List all lines of the data containing the word "download".

_____

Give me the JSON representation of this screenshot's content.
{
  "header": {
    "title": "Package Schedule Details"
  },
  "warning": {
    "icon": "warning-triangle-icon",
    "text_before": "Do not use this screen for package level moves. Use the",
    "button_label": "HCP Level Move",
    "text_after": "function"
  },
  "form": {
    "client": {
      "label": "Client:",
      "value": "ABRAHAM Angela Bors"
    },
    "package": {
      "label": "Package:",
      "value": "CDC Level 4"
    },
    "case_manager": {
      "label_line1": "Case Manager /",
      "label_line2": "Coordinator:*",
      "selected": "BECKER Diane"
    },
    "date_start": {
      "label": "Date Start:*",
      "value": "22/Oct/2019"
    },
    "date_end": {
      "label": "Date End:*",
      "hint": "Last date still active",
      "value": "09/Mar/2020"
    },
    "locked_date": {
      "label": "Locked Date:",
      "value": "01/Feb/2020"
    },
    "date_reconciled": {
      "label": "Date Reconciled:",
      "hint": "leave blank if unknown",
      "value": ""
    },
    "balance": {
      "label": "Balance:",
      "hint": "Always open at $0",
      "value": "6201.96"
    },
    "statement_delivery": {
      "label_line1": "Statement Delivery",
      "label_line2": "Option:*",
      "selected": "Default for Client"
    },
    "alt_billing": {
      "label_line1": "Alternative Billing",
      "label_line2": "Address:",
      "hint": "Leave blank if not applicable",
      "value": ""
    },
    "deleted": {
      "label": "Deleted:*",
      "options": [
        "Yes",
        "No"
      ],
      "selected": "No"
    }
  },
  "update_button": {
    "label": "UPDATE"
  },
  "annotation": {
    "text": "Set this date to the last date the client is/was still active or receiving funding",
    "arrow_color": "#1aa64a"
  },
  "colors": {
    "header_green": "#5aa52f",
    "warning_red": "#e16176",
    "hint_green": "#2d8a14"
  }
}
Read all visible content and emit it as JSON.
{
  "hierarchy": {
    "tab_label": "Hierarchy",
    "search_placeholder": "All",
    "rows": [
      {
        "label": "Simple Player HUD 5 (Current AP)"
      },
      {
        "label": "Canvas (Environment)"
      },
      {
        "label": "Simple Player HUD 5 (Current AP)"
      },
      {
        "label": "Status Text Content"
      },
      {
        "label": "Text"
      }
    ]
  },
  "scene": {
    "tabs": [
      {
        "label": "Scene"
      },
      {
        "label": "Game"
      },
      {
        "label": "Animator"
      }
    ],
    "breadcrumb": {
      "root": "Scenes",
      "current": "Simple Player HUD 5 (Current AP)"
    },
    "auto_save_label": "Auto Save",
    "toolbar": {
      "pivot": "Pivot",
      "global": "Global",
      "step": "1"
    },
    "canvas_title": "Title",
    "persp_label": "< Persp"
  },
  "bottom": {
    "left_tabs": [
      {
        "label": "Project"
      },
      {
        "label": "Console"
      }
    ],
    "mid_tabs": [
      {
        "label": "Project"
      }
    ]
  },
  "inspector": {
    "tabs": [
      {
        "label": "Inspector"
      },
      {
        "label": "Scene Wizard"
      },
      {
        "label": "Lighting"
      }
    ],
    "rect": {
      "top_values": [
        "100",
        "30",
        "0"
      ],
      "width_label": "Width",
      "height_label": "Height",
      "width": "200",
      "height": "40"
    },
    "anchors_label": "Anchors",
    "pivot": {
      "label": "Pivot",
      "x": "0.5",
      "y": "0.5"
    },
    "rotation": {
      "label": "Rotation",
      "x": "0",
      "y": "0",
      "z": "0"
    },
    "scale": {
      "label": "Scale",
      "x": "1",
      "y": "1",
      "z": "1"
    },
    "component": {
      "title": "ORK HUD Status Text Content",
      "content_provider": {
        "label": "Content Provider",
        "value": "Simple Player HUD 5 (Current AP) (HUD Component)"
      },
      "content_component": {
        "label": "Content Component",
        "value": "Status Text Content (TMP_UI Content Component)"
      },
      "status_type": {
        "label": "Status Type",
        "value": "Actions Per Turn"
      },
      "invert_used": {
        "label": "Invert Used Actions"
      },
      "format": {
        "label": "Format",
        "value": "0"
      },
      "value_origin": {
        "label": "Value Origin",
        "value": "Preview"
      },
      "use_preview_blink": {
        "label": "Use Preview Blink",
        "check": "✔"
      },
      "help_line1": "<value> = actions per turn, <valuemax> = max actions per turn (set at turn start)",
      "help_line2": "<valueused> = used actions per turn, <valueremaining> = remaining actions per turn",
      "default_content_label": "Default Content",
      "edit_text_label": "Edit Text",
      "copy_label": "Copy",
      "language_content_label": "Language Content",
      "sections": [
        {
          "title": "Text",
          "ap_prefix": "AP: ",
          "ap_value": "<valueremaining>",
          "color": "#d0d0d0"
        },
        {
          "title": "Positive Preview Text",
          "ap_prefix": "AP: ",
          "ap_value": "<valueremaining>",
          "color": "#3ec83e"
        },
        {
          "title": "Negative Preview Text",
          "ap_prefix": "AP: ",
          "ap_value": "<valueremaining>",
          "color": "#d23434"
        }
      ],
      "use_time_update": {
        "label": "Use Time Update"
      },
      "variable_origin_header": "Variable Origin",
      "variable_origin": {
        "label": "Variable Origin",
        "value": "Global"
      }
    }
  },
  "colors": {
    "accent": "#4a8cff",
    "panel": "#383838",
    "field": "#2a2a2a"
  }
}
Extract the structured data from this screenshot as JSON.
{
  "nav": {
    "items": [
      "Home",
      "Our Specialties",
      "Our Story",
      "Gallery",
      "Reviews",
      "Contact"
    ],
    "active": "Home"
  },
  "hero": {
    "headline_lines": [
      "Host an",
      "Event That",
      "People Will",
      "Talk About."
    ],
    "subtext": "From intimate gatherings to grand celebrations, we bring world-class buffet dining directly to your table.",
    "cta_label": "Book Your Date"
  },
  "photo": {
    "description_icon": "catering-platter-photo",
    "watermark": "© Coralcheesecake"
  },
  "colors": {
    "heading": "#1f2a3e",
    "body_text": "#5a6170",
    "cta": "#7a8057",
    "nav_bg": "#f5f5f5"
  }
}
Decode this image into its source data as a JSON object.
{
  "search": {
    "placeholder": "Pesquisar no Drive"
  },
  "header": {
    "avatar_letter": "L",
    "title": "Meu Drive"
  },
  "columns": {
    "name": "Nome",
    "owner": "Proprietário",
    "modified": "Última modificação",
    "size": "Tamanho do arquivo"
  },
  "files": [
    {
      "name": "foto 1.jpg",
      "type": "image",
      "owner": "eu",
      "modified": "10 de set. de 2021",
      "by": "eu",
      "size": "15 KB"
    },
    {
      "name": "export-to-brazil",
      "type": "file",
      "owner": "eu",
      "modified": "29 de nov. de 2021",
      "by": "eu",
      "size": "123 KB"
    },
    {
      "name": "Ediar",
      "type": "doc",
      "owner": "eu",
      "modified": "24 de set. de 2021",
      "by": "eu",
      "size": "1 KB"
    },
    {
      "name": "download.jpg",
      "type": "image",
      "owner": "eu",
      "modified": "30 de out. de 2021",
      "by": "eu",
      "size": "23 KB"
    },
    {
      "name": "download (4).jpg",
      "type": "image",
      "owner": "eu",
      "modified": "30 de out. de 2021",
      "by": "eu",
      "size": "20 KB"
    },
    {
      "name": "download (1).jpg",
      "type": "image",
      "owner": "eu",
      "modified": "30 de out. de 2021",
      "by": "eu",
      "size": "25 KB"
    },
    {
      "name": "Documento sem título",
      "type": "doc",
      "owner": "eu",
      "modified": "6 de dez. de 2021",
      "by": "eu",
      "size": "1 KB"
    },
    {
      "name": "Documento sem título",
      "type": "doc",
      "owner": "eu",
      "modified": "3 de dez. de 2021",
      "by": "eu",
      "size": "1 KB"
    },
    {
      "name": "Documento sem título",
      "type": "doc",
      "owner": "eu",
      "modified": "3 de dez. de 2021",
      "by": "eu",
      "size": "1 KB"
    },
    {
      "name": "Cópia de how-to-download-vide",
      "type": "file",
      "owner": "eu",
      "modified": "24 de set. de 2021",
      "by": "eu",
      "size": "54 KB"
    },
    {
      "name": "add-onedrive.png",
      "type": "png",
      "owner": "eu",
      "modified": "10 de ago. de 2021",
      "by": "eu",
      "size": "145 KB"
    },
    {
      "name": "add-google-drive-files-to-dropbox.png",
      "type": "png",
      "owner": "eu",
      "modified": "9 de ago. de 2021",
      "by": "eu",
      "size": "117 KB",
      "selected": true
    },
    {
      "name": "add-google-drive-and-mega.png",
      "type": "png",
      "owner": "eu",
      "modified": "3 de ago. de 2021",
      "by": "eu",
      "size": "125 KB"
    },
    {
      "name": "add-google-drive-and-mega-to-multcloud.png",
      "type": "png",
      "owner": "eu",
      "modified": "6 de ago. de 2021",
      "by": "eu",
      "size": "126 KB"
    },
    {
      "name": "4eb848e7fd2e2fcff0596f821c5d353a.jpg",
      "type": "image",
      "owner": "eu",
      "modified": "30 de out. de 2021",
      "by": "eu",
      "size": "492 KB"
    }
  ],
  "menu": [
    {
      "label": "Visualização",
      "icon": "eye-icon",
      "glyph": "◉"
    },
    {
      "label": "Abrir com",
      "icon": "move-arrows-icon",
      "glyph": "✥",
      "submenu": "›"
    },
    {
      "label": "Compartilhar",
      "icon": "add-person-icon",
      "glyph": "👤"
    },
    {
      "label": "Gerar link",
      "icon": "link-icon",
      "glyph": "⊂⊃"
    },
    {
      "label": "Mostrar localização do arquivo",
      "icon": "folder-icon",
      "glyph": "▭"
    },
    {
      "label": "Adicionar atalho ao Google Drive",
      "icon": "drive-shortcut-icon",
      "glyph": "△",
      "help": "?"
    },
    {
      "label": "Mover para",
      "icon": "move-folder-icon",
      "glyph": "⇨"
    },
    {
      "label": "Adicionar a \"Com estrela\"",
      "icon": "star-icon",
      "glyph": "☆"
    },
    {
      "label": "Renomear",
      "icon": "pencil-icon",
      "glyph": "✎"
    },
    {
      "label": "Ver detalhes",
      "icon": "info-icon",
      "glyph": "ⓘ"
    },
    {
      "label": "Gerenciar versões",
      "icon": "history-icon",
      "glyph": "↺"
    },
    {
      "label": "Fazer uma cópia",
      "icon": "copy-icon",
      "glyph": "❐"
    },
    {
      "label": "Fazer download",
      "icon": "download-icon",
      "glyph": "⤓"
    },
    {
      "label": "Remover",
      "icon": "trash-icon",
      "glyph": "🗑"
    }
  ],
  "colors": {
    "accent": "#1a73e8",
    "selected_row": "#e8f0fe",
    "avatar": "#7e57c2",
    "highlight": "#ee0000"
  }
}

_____

> WRITTEN ANSWER
      "name": "download.jpg",
      "name": "download (4).jpg",
      "name": "download (1).jpg",
      "name": "Cópia de how-to-download-vide",
      "label": "Fazer download",
      "icon": "download-icon",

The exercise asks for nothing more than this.